#### Required action:
Search the records below for the word "Browse". Pull out each line that has it.

[Page and application data records]
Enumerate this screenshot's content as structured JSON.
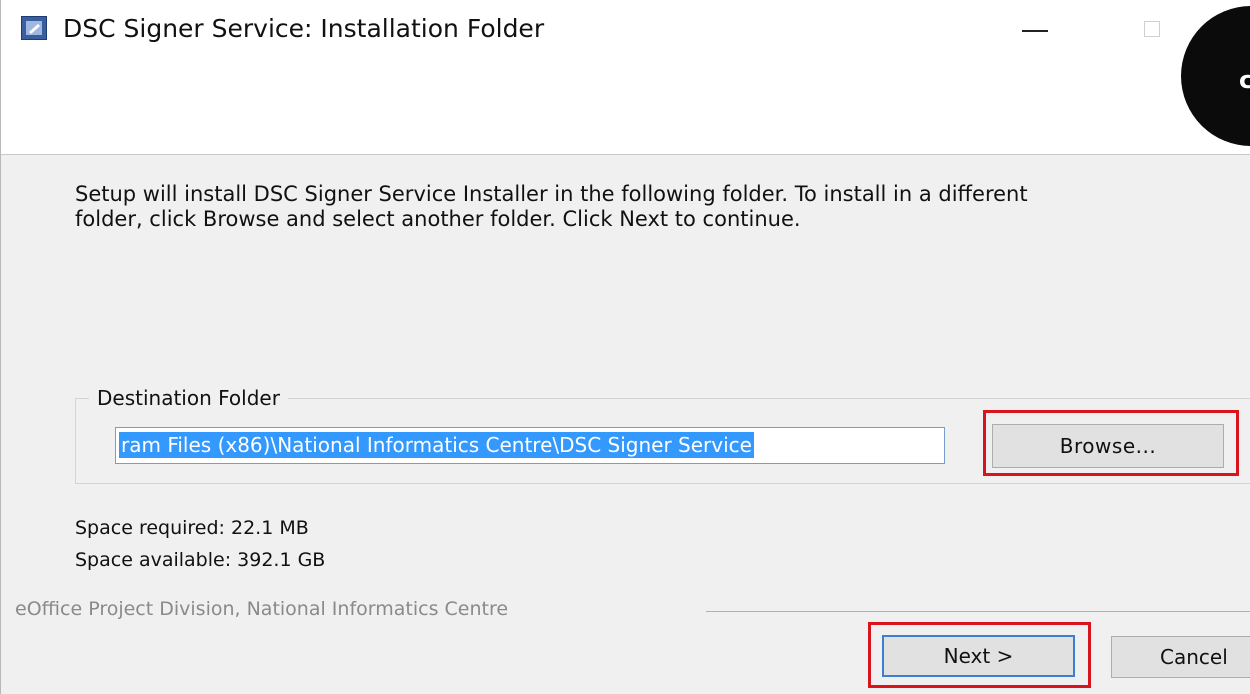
{
  "window": {
    "title": "DSC Signer Service: Installation Folder",
    "overlay_letter": "c"
  },
  "description": {
    "line1": "Setup will install DSC Signer Service Installer in the following folder. To install in a different",
    "line2": "folder, click Browse and select another folder. Click Next to continue."
  },
  "destination": {
    "group_label": "Destination Folder",
    "path_value": "ram Files (x86)\\National Informatics Centre\\DSC Signer Service",
    "browse_label": "Browse..."
  },
  "space": {
    "required": "Space required: 22.1 MB",
    "available": "Space available: 392.1 GB"
  },
  "footer": {
    "branding": "eOffice Project Division, National Informatics Centre",
    "next_label": "Next >",
    "cancel_label": "Cancel"
  },
  "colors": {
    "highlight": "#d9141c",
    "selection": "#3399ff",
    "focus_border": "#3c7fd1"
  }
}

#### Reply:
    "line2": "folder, click Browse and select another folder. Click Next to continue."
    "browse_label": "Browse..."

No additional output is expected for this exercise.